Can Trump stick to a script beyond the State of the Union?
WASHINGTON: “He has little message discipline,” said Ari Fleischer, former press secretary for President George W Bush. “Virtually every time he moves the ball far down the field, he seems to derail himself with a tweet days later instead of building on the momentum.”
The State of the Union is a big set piece for any president, a chance to showcase the accomplishments of the past year while setting the tone for the next one. Every word is meticulously vetted, every presidential guest is carefully chosen and each moment is painstakingly rehearsed. For Trump, dogged by low poll numbers and the persistent Russia probe, the speech carries particular importance.
“It’s one of the few events presidents conduct in which 30 to 40 million or more Americans are watching,” Fleischer said. “There is hardly another moment of presidential exposure as big as this one, and it’s one when the president and his staff have all the control. They are not reacting to events. They are controlling them, and they need to deliver.”
Last February 27, Trump indeed delivered when he gave his first address to a joint session of Congress. The speech came amid a period of crisis for the young administration — national security adviser Michael Flynn had been dismissed days earlier — and amid questions about whether Trump had the ability and temperament to lead the nation.
Surprising critics, he sounded a rousing call for unity, declaring that it was time to end an era of “pure unadulterated division” in the wake of a bruising campaign and a tumultuous start to his presidency.

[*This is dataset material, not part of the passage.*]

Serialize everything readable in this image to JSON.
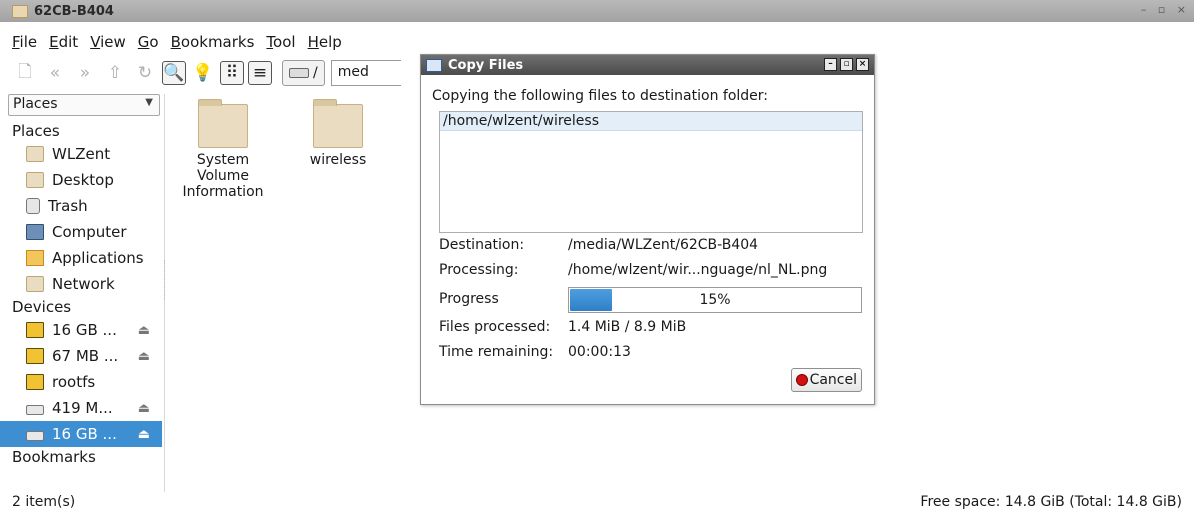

“The time for small thinking is over,” Trump said. “The time for trivial fights is behind us. We just need the courage to share the dreams that fill our hearts. The bravery to express the hopes that stir our souls. And the confidence to turn those hopes and those dreams into action.”
The speech, which also featured an emotional standing ovation for the widow of a slain Navy SEAL, drew raves from Republicans and grudging respect from many Democrats while prompting a number of observers to wonder if Trump had found his footing and was ready to usher in a new, more responsible chapter of his presidency.
That lasted less than a week.
On March 4, Trump typed out a series of tweets in which he accused President Barack Obama of authorising a wiretap of Trump Tower, an unsubstantiated claim that Trump punctuated with the assertion that his predecessor was a “bad (or sick) guy!” The resulting furor derailed any momentum Trump had gotten from the speech and put the West Wing back on the defensive.
It’s far from the only moment when Trump has squandered a brief era of good feelings. In June, he delivered a somber address to the nation after the shooting at a congressional baseball practice, and then two days later, he took to Twitter to attack his own Justice Department while declaring the Russia probe a “witch hunt.”
And the day after he delivered a thunderous address as he accepted his party’s nomination for president at the 2016 Republican National Convention, Trump turned what was supposed to be a brief thank you to volunteers into a score-settling screed, relitigating the conspiracy theory that his rival Ted Cruz’s father had been involved in the assassination of President John F Kennedy.
The White House has spent weeks crafting the State of the Union speech, seeking input from Cabinet heads and agency leaders. Led by policy adviser Stephen Miller and staff secretary Rob Porter, the speech has gone through a number of drafts that have circulated throughout the West Wing, and the president has added input with handwritten notes.
Trump is expected to highlight immigration and national security issues, outline his hopes for new trade deals and reveal some of his long-awaited infrastructure plans. He then could, as his predecessors did, spend some time traveling the country in support of those ideas.
Odds are that Trump sticks to the script for at least one night. All bets are off after that.